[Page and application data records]
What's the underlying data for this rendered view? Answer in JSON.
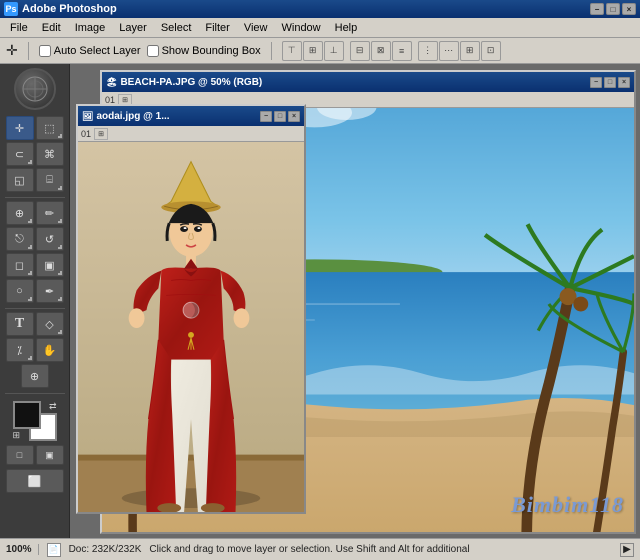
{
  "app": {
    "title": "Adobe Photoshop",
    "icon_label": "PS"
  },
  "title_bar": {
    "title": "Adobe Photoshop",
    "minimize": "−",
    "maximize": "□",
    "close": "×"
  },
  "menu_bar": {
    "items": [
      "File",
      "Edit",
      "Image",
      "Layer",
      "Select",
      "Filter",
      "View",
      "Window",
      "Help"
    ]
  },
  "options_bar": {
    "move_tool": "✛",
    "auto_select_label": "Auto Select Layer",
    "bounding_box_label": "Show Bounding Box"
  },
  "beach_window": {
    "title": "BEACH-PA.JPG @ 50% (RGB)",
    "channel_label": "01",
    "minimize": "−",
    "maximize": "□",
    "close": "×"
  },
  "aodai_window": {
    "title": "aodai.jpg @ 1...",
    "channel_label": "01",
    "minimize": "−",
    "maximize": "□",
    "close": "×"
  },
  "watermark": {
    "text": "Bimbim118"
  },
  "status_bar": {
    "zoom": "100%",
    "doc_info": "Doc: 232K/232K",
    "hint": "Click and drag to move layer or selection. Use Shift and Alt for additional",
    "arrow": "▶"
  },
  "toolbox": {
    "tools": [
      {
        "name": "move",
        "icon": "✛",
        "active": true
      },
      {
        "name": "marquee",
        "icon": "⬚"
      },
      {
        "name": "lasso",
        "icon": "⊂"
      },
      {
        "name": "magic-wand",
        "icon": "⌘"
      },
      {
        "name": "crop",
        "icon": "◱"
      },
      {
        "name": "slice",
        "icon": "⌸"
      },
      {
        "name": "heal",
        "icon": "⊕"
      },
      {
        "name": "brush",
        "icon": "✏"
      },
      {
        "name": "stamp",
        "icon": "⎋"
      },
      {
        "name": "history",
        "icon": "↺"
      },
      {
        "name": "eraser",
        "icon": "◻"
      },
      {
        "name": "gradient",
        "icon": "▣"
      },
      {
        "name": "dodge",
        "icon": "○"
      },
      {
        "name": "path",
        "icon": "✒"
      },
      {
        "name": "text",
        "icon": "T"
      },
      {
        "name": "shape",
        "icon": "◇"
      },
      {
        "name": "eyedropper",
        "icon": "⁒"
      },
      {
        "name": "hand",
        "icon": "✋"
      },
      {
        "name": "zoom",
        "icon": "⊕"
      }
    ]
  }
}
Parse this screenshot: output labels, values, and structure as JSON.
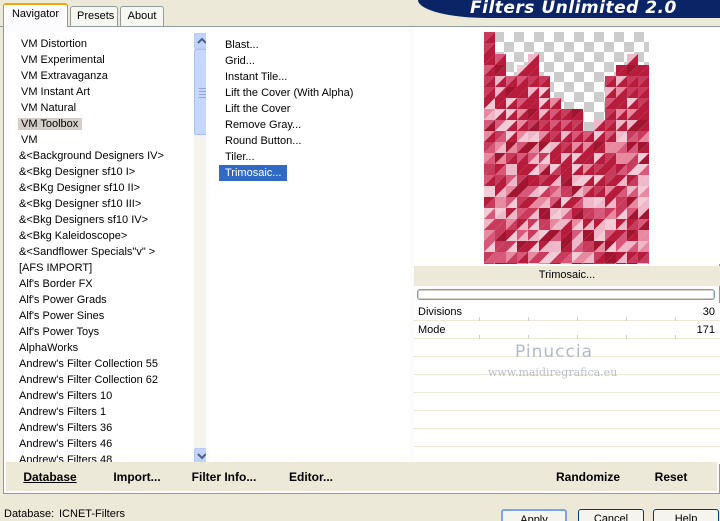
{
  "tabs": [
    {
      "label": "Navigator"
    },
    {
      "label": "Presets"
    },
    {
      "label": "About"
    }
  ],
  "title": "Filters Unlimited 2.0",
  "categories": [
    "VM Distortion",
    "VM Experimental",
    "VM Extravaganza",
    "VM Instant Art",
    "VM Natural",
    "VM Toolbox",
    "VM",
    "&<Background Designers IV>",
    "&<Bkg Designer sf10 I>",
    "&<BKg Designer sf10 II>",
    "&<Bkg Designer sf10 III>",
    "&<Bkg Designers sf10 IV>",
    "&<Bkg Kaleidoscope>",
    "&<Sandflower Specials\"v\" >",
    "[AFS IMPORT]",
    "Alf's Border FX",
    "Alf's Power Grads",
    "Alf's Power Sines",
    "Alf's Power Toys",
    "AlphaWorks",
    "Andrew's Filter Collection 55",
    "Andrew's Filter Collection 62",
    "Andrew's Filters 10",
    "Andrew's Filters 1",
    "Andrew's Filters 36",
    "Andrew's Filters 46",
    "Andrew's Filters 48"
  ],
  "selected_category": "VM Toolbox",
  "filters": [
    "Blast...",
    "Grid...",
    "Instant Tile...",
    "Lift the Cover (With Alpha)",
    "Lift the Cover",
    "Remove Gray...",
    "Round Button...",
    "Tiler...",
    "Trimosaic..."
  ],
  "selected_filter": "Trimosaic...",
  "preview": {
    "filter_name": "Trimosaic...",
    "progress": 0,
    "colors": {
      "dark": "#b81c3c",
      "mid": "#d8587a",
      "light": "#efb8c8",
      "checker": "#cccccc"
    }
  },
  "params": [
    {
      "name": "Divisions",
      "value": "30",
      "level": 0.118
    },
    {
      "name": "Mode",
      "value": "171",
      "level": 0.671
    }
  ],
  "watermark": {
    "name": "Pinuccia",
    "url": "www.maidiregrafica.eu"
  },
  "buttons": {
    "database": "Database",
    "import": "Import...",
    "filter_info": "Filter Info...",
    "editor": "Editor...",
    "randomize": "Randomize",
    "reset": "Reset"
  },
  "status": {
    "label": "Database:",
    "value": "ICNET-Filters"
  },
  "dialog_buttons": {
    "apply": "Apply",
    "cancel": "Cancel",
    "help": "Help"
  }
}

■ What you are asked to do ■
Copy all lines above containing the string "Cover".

■ Solution for this problem ■
    "Lift the Cover (With Alpha)",
    "Lift the Cover",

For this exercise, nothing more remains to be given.